According to the Ministry of Finance, ABLV was involved in large-scale money laundering operations, bribed influential representatives of local authorities, withdrew money through one-day firms, conducted operations with representatives of the DPRK, thus violating the sanctions regime.
After this statement, the ECB banned ABLV from carrying out customer debit operations in any currency, explaining that "the financial condition of the bank has deteriorated noticeably" due to the publication of the investigation. The bank is rejecting all accusations, its management insists that since the publication of FinCEN, the bank has raised enough funds to meet all the requirements of depositors, and believes that the bank is not allowed to work "for political reasons."

The Minister of Finance of Latvia, Dana Reizniece-Ozola, assured the depositors during a press conference that all their deposits are insured. "Since March 7, the bank's clients, depositors, will be able to receive insured bank deposits within eight working days," she said. Under the Latvian laws the state guarantees safety of contributions to € 100 thousand. The prime minister of Latvia Māris Kučinskis said that the question of improvement of the financial control in view of the given circumstances will be discussed at an emergency meeting on Monday. "I am confident in the stability of Latvia's financial sector and in its ability to take the necessary steps to ensure that the banking sector can regain its reputation," the Prime Minister said. 

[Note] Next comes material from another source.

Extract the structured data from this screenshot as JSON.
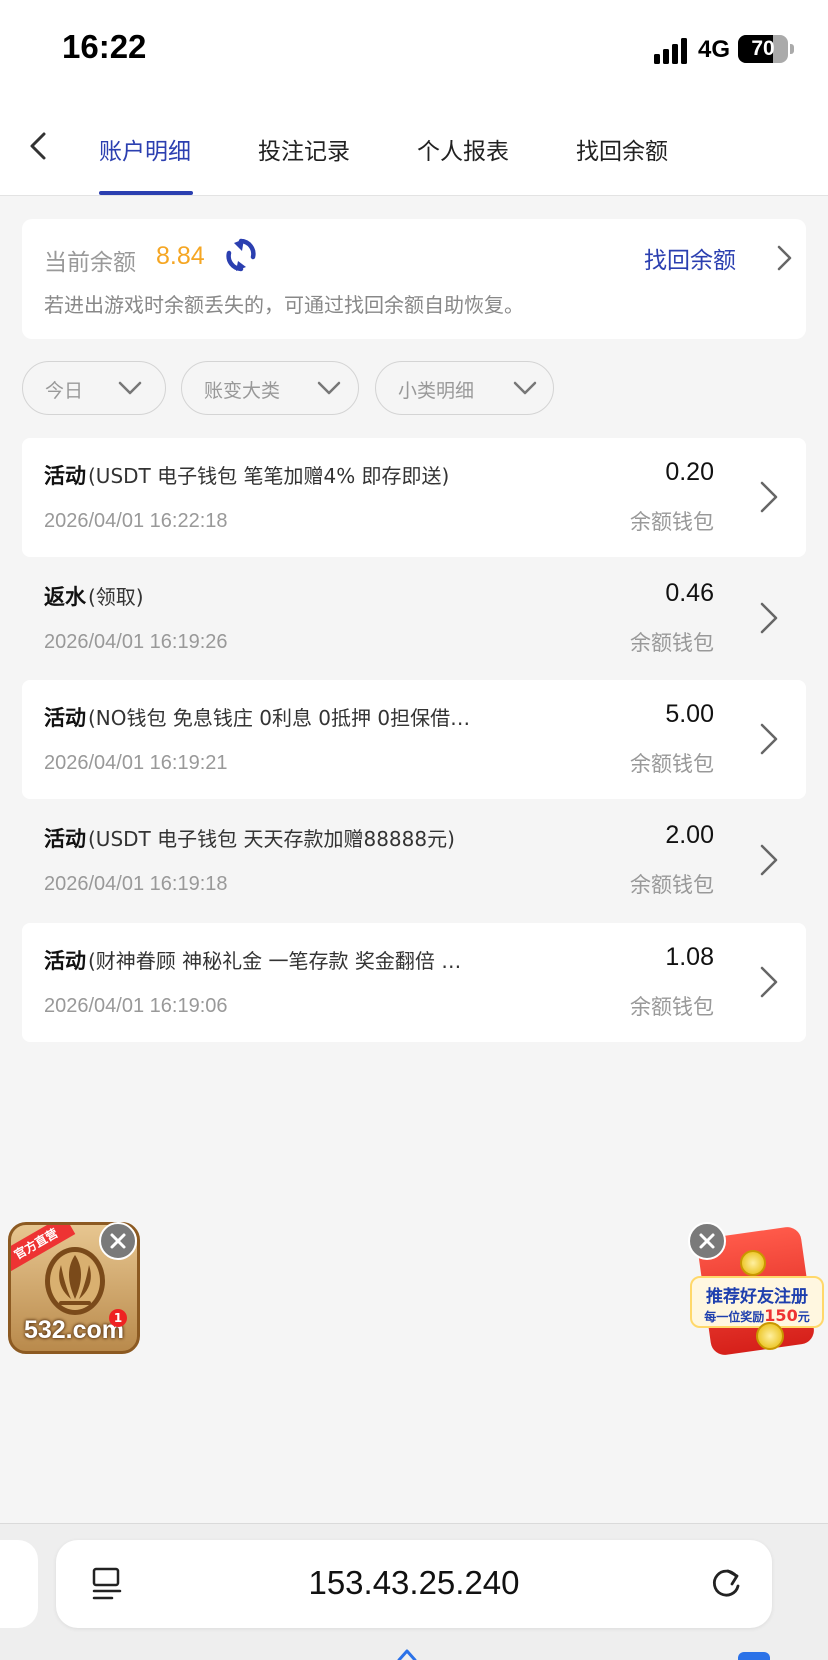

The investigation of the Ministry of Finance of the United States was also mentioned in connection with the detention and interrogation of the head of the Central Bank of Latvia, Ilmārs Rimševičs. The Latvian authorities said that his detention was carried out within the framework of the investigation of the criminal case on bribe taking. However, the finance minister of Latvia mentioned the American investigation referring to the detention. Mr. Kučinskis himself, who denies his guilt, in an interview with the Financial Times on Friday said that he was the victim of a concerted campaign by several banks that were dissatisfied with his policy of increasing transparency in the banking sector of the country. On the last Monday, the prime minister of Latvia Māris Kučinskis has demanded from the head of the Central Bank of Latvia to retire. Official accusations to Mr. Rimševičs have not yet been filed, he was released on bail.